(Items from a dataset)
◇ ◇ ◇ ◇ ◇ ◇ ◇

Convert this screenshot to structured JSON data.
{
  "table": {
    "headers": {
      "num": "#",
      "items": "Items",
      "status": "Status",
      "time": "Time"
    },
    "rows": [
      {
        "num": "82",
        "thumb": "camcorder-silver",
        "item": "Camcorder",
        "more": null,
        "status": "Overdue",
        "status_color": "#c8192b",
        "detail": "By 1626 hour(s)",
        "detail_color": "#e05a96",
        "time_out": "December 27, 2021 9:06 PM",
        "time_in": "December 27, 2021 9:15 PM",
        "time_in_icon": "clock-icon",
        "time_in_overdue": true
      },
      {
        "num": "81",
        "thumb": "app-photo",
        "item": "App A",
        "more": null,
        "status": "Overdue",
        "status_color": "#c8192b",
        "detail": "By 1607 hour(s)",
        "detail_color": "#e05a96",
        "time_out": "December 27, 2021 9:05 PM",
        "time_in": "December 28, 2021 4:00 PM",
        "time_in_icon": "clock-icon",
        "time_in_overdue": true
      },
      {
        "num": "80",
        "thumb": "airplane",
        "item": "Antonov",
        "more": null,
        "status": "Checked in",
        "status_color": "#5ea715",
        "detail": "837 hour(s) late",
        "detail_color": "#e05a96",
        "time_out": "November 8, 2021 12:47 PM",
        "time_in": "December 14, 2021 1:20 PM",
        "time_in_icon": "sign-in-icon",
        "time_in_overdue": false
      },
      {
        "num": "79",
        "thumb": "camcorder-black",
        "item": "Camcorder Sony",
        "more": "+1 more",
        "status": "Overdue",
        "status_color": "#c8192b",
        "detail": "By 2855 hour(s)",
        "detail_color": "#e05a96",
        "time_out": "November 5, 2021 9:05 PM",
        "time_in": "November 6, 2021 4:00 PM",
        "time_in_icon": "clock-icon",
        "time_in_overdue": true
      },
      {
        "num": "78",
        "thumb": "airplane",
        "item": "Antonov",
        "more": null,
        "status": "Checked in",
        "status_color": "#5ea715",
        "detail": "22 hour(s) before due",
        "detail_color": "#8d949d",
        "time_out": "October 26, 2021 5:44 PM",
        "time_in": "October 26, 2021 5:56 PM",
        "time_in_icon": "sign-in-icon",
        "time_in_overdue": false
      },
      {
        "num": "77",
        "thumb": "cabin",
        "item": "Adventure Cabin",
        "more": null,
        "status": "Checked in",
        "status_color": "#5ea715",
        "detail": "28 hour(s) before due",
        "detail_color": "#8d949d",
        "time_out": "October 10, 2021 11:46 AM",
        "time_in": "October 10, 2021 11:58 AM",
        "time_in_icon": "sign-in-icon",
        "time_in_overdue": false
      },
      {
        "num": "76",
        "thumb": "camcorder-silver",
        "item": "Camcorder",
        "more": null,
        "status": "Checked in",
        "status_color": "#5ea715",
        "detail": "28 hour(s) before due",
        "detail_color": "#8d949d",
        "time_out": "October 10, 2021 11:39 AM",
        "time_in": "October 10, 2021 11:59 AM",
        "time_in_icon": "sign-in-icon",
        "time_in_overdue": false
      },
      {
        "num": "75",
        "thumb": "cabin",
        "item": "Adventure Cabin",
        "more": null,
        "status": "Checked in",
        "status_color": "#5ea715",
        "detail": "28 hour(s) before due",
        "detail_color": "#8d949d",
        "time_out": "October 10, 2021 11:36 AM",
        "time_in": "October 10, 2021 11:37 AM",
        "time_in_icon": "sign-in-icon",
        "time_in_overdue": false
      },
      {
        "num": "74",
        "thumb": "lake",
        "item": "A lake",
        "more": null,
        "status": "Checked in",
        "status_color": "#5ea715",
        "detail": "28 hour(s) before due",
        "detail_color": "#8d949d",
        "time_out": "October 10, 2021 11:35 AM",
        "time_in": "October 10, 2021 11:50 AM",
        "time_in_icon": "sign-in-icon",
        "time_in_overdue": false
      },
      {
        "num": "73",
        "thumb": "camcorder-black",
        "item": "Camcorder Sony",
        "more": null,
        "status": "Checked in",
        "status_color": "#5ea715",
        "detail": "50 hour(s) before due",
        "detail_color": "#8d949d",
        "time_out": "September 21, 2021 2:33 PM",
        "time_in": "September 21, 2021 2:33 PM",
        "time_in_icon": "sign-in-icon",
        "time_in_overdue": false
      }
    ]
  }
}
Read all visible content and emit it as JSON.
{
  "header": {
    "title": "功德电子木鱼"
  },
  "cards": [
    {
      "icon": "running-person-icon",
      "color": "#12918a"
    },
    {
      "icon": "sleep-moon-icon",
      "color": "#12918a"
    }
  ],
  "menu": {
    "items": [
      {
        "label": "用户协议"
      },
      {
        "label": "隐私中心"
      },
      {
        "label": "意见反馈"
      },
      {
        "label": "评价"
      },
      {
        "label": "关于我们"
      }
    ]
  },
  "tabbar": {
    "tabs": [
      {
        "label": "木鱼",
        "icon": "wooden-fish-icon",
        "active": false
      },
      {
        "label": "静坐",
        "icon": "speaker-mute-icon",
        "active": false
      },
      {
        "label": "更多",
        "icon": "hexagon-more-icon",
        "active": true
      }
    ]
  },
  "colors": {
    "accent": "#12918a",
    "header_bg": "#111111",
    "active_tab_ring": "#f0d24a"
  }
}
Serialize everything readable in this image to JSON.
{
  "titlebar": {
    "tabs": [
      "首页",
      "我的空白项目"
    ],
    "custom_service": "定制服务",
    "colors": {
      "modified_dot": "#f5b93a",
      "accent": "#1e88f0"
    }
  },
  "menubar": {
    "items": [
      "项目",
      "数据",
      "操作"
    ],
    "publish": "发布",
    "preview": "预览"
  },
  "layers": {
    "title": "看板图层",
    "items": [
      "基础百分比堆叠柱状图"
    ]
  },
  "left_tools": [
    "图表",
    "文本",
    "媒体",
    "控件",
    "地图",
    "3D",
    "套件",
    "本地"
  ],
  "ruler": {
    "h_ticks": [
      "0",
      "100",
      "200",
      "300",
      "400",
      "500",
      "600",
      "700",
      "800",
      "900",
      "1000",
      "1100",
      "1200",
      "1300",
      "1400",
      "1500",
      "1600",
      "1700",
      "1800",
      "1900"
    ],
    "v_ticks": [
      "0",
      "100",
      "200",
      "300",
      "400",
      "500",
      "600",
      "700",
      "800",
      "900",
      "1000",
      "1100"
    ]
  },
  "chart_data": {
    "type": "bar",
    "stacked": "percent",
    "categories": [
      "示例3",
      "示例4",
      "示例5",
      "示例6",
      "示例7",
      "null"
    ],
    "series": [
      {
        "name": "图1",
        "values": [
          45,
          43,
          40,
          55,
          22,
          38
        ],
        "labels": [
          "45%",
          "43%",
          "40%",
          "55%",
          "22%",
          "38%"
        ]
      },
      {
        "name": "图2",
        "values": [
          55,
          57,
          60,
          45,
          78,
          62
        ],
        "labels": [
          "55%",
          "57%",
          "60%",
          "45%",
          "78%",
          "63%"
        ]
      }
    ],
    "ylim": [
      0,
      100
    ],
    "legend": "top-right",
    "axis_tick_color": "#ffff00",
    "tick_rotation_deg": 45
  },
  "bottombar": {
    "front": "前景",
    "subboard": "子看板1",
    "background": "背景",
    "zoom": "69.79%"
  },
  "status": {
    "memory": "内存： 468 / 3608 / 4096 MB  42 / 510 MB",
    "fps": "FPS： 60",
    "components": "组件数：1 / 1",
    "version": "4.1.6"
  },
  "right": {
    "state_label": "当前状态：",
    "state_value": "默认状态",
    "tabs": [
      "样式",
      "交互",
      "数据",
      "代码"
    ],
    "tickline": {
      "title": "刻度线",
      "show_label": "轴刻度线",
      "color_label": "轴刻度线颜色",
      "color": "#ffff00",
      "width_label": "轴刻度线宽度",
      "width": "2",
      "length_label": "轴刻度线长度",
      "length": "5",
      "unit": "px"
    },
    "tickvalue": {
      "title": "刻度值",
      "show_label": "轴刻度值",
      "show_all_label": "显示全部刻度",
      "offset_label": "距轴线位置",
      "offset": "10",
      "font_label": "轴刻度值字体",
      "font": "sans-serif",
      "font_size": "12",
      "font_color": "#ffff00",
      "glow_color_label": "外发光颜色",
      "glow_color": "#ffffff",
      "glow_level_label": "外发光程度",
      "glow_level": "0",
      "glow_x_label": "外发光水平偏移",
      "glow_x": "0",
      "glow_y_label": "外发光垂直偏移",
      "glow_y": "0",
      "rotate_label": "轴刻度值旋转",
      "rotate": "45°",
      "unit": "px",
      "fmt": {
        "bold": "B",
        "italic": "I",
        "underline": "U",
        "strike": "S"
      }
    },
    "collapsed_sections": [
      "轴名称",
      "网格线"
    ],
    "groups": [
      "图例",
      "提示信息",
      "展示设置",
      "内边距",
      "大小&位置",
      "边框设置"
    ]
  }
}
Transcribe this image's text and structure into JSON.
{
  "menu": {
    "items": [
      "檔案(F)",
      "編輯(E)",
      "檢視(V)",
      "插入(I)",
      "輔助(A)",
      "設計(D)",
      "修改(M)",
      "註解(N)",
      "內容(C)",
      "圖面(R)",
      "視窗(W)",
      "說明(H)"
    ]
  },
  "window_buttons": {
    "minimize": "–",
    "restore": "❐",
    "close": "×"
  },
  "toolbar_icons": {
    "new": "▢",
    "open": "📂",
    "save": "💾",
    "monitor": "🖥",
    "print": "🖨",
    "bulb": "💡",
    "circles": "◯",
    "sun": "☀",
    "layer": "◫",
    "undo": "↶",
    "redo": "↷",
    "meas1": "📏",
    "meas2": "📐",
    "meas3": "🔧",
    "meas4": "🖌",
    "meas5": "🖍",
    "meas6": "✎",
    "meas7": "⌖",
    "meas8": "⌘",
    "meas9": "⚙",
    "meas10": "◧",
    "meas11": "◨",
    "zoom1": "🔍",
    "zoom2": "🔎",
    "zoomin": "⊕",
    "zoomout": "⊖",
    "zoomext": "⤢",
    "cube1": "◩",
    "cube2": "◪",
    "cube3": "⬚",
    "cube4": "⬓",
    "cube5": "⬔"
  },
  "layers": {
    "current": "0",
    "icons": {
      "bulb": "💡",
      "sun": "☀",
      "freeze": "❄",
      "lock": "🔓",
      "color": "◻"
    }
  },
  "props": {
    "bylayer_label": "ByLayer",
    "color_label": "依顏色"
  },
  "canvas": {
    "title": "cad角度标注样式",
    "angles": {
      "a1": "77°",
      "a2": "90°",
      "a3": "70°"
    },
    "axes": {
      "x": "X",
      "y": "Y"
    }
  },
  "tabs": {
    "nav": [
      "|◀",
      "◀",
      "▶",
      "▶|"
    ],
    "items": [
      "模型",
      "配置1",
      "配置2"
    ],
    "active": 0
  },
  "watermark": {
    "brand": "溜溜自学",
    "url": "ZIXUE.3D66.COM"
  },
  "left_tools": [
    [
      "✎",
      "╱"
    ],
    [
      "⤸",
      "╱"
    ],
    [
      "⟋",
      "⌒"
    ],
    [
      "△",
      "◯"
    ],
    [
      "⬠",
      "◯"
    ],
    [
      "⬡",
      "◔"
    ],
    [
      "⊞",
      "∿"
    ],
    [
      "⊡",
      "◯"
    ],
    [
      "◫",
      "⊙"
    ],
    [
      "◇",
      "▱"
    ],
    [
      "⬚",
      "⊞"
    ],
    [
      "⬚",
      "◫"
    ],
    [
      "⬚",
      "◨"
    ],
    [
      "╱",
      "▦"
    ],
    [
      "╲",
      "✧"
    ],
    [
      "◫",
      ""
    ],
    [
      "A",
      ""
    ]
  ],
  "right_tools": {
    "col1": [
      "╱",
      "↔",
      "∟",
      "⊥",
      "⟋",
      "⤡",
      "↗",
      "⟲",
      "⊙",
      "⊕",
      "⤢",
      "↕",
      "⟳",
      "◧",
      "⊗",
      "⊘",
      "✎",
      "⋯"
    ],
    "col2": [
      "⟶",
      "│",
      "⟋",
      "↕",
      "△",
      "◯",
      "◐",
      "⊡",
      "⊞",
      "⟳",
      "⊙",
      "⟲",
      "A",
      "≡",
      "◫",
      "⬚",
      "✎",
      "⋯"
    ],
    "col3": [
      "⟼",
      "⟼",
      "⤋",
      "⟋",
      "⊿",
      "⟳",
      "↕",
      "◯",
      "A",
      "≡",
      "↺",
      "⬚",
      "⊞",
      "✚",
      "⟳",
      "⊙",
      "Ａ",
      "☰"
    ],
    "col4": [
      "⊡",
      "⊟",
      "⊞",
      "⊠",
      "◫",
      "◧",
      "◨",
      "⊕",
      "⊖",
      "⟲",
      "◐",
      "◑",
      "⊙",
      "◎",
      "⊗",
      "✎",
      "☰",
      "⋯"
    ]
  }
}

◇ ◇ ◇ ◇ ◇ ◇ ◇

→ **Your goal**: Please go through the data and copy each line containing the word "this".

→ **Problem solution**:
Convert this screenshot to structured JSON data.
Serialize everything readable in this image to JSON.
Transcribe this image's text and structure into JSON.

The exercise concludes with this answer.